**ACTIVITY:**
For every line in the records below that holds "COFFEE", make a copy.

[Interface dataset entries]
• • •

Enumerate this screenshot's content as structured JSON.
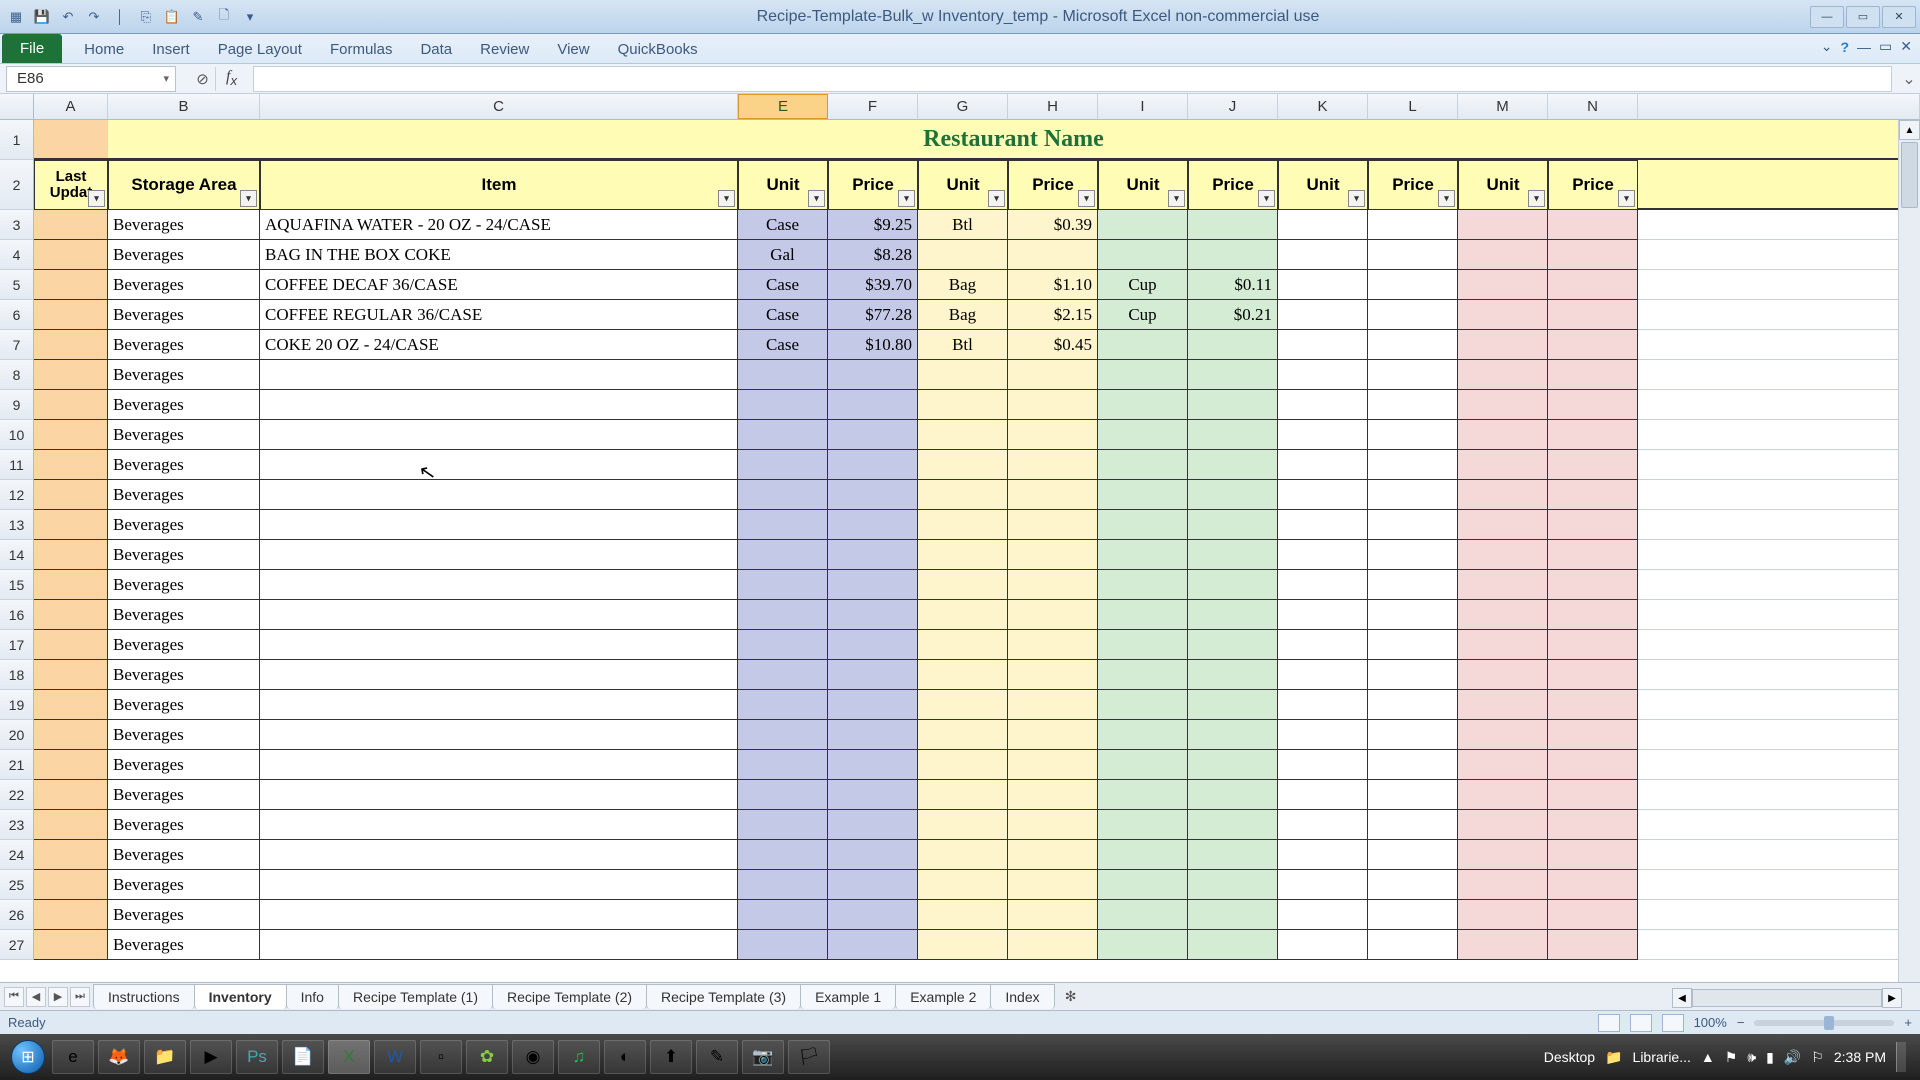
{
  "window": {
    "title": "Recipe-Template-Bulk_w Inventory_temp - Microsoft Excel non-commercial use"
  },
  "ribbon": {
    "file": "File",
    "tabs": [
      "Home",
      "Insert",
      "Page Layout",
      "Formulas",
      "Data",
      "Review",
      "View",
      "QuickBooks"
    ]
  },
  "namebox": "E86",
  "formula": "",
  "col_letters": [
    "A",
    "B",
    "C",
    "E",
    "F",
    "G",
    "H",
    "I",
    "J",
    "K",
    "L",
    "M",
    "N"
  ],
  "selected_col": "E",
  "banner": "Restaurant Name",
  "headers": {
    "A": "Last Updat",
    "B": "Storage Area",
    "C": "Item",
    "E": "Unit",
    "F": "Price",
    "G": "Unit",
    "H": "Price",
    "I": "Unit",
    "J": "Price",
    "K": "Unit",
    "L": "Price",
    "M": "Unit",
    "N": "Price"
  },
  "rows": [
    {
      "n": 3,
      "b": "Beverages",
      "c": "AQUAFINA WATER - 20 OZ - 24/CASE",
      "e": "Case",
      "f": "$9.25",
      "g": "Btl",
      "h": "$0.39",
      "i": "",
      "j": ""
    },
    {
      "n": 4,
      "b": "Beverages",
      "c": "BAG IN THE BOX COKE",
      "e": "Gal",
      "f": "$8.28",
      "g": "",
      "h": "",
      "i": "",
      "j": ""
    },
    {
      "n": 5,
      "b": "Beverages",
      "c": "COFFEE DECAF 36/CASE",
      "e": "Case",
      "f": "$39.70",
      "g": "Bag",
      "h": "$1.10",
      "i": "Cup",
      "j": "$0.11"
    },
    {
      "n": 6,
      "b": "Beverages",
      "c": "COFFEE REGULAR 36/CASE",
      "e": "Case",
      "f": "$77.28",
      "g": "Bag",
      "h": "$2.15",
      "i": "Cup",
      "j": "$0.21"
    },
    {
      "n": 7,
      "b": "Beverages",
      "c": "COKE 20 OZ - 24/CASE",
      "e": "Case",
      "f": "$10.80",
      "g": "Btl",
      "h": "$0.45",
      "i": "",
      "j": ""
    },
    {
      "n": 8,
      "b": "Beverages"
    },
    {
      "n": 9,
      "b": "Beverages"
    },
    {
      "n": 10,
      "b": "Beverages"
    },
    {
      "n": 11,
      "b": "Beverages"
    },
    {
      "n": 12,
      "b": "Beverages"
    },
    {
      "n": 13,
      "b": "Beverages"
    },
    {
      "n": 14,
      "b": "Beverages"
    },
    {
      "n": 15,
      "b": "Beverages"
    },
    {
      "n": 16,
      "b": "Beverages"
    },
    {
      "n": 17,
      "b": "Beverages"
    },
    {
      "n": 18,
      "b": "Beverages"
    },
    {
      "n": 19,
      "b": "Beverages"
    },
    {
      "n": 20,
      "b": "Beverages"
    },
    {
      "n": 21,
      "b": "Beverages"
    },
    {
      "n": 22,
      "b": "Beverages"
    },
    {
      "n": 23,
      "b": "Beverages"
    },
    {
      "n": 24,
      "b": "Beverages"
    },
    {
      "n": 25,
      "b": "Beverages"
    },
    {
      "n": 26,
      "b": "Beverages"
    },
    {
      "n": 27,
      "b": "Beverages"
    }
  ],
  "sheets": [
    "Instructions",
    "Inventory",
    "Info",
    "Recipe Template (1)",
    "Recipe Template (2)",
    "Recipe Template (3)",
    "Example 1",
    "Example 2",
    "Index"
  ],
  "active_sheet": "Inventory",
  "status": "Ready",
  "zoom": "100%",
  "taskbar": {
    "desktop": "Desktop",
    "libraries": "Librarie...",
    "time": "2:38 PM"
  }
}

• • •

**TASK RESULT:**
      "c": "COFFEE DECAF 36/CASE",
      "c": "COFFEE REGULAR 36/CASE",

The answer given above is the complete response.